Ramona would gladly oversee a group to be beach stewards on Keats … to sample the beach and determine if forage fish are breeding. She is willing to come back as soon as 4 or 5 people volunteer to give a one day training session. (for more about Ramona and forage fish see https://www.facebook.com/foragefish)
Marine biologist, Ramona de Graf, will be visiting us on West Beach at 11:00 am on July 20th! Come learn about the important role our foreshore plays in the health of the marine environment around us. The session is aimed at children and adults. More information available here – foreshore-event-july20-2013

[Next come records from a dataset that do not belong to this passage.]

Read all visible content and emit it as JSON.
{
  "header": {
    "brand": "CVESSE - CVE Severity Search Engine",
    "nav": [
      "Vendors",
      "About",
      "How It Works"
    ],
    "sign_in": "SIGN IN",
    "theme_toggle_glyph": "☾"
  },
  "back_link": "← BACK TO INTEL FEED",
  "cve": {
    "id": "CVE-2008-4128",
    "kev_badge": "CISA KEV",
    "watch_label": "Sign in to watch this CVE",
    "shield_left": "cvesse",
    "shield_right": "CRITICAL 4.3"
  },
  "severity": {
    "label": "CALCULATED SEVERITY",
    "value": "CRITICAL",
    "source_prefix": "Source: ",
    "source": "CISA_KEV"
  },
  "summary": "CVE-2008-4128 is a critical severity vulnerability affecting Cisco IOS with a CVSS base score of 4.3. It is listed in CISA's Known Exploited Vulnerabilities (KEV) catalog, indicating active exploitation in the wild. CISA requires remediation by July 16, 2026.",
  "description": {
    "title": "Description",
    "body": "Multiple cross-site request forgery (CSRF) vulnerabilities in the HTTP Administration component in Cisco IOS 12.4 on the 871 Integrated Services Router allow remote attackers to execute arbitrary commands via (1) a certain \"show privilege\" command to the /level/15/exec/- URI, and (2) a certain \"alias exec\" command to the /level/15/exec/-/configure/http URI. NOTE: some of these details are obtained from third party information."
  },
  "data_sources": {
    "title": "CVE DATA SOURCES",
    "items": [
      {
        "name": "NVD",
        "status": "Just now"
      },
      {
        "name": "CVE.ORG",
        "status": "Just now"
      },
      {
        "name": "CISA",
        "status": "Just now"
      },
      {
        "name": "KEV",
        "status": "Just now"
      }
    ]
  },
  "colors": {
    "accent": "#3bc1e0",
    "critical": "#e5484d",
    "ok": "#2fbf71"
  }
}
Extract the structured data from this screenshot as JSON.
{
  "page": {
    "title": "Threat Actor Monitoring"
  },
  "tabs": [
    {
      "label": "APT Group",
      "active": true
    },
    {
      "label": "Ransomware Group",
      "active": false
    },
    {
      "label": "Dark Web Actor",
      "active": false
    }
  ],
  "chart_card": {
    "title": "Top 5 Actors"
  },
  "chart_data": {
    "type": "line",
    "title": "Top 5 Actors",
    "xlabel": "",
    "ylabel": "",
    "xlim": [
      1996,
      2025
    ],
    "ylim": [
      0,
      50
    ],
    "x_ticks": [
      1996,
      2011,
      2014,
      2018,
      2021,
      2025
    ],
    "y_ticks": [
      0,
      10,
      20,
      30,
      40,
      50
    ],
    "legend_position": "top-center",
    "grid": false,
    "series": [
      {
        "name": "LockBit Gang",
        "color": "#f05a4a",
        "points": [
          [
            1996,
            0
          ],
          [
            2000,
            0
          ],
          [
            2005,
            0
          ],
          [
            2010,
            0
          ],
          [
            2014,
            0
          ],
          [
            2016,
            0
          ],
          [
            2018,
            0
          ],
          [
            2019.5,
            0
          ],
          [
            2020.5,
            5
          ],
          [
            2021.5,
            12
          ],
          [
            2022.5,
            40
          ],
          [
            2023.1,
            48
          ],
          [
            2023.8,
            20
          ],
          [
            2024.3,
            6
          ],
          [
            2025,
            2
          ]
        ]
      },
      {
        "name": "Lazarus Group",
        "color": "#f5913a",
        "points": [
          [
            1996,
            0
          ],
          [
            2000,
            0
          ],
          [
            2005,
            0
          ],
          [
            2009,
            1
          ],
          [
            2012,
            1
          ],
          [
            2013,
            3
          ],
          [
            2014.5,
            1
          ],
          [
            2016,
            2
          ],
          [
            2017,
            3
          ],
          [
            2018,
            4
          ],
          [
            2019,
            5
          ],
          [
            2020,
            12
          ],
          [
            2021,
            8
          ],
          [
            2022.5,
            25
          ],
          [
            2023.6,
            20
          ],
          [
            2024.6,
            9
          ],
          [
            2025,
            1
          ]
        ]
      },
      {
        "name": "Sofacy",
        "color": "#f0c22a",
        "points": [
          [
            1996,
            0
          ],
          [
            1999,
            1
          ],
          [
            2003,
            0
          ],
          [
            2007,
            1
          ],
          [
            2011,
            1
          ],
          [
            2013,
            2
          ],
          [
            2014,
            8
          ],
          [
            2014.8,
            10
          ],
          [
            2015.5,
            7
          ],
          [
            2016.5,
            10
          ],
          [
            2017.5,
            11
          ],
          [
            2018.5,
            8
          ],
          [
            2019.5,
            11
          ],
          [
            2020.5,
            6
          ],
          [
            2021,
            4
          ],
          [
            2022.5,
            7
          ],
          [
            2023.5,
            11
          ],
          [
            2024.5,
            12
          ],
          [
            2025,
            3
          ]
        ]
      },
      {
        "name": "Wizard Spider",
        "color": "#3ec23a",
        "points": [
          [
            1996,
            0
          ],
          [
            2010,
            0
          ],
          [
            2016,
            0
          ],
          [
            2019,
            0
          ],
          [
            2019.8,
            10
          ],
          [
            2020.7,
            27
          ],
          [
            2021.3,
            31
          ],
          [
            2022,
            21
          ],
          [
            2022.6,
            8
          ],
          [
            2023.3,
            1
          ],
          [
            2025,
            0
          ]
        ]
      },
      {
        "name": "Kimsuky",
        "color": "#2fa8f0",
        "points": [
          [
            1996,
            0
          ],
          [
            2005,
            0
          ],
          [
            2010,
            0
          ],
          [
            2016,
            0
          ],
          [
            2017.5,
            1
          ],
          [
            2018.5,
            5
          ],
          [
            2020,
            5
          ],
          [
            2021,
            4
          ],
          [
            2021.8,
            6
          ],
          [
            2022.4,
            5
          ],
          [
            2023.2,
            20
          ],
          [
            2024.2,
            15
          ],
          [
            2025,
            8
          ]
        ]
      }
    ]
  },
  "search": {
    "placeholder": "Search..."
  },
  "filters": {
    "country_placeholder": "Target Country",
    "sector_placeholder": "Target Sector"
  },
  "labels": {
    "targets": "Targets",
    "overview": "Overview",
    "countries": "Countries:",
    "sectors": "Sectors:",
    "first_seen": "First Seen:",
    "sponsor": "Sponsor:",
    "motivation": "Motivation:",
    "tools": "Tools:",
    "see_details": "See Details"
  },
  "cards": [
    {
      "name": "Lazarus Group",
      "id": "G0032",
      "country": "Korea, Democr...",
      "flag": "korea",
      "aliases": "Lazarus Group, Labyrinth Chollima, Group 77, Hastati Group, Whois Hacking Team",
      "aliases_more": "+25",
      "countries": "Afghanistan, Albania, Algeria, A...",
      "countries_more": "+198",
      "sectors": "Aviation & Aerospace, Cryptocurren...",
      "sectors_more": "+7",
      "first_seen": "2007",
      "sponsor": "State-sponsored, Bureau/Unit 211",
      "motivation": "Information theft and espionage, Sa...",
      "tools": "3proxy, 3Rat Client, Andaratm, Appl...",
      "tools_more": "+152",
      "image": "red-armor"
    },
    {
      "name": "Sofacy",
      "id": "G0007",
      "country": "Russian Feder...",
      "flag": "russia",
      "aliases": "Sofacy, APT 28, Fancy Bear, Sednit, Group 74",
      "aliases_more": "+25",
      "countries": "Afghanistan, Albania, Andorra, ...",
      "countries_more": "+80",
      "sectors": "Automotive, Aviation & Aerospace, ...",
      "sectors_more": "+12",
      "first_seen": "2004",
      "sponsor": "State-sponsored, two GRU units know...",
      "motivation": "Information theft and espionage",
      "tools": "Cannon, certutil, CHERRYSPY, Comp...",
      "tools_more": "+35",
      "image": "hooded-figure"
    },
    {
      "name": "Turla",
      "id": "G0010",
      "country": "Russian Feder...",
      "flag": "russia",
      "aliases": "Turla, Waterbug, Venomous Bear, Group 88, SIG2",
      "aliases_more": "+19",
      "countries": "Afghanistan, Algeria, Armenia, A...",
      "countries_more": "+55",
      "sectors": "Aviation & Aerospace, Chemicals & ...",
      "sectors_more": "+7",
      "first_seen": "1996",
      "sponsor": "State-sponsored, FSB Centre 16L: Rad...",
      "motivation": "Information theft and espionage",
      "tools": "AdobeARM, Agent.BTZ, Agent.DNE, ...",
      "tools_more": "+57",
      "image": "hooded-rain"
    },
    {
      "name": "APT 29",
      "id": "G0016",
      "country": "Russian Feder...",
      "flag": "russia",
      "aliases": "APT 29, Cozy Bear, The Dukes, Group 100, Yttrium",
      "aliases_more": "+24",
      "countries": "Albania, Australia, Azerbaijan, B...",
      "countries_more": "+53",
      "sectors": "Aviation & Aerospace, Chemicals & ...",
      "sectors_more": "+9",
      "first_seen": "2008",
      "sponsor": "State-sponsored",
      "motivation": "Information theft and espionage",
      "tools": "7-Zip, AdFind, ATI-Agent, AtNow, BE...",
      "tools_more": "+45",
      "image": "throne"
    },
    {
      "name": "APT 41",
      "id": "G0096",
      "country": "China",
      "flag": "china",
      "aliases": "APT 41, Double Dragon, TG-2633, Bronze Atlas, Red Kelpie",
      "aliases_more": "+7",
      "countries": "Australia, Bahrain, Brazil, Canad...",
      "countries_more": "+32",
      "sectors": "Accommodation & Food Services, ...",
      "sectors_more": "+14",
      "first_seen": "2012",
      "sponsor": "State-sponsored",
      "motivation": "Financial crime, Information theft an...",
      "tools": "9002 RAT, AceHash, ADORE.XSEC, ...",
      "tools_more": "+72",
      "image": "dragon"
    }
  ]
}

Everyone on Keats is invited to join the KICG on Saturday, June 29th at 1:00 pm for a community meeting to discuss the possibility of creating a walking trail in the park land within the horseshoe. The trail would be accessible by foot only and other activities in the park may be affected. The meeting will take place at the Eastbourne water lot (just north of where Keats Road enters Eastbourne). Information about the park and proposed trail can found at keatsislandconservation.com/projects-initiatives/33-acre-park/
On Saturday April 13th, two representatives of KICG attended a forum on the future of Howe Sound hosted by the Future of Howe Sound Society. Government representatives, First Nations, industry and business associations, and non-profit organizations came together to begin a dialogue on moving forward with a common vision for Howe Sound. Plans are in the works to find a way to develop a comprehensive land and water use management plan, hopefully for the whole of Howe Sound. More information can be found at www.futureofhowesound.org.
Keats Island is a natural paradise. Dozens of varieties of birds visit or live in its trees, the extensive brush or near the shoreline. Many small animals make the their home here and occasionally a larger mammal visits causing waves of intrigue and some concern. Trails crisscross the hills leading past clear evidence of centuries past when Keats was a logging hub and then a homesteading refuge, ending in spectacular views over Howe Sound or the Straight of Georgia.
We come for many reasons but mostly to enjoy nature in all its marvelous intricacy. The beach on a hot summers day, the cool shade of a fern glade, the sight of an eagle soaring overhead. And what we have we want to keep and we want it for others and particularly for the next generation… and the next. And thus was born the Keats Island Conservation Group. The KICG was born out of a desire to preserve the special places of Keats Island, maintain the natural native environment and enhance access to the experiences that are here. We are a loose group at present that welcomes anyone interested in conservation issues. We are working around issues of invasive species, trail access and development, healthy beach life… the list is as diverse as the environment itself. We are considering forming a society, are liaising regularly with Islands Trust and the Sunshine Coast Regional District and would welcome you and your family to participate. Feel free to contact us and join us!!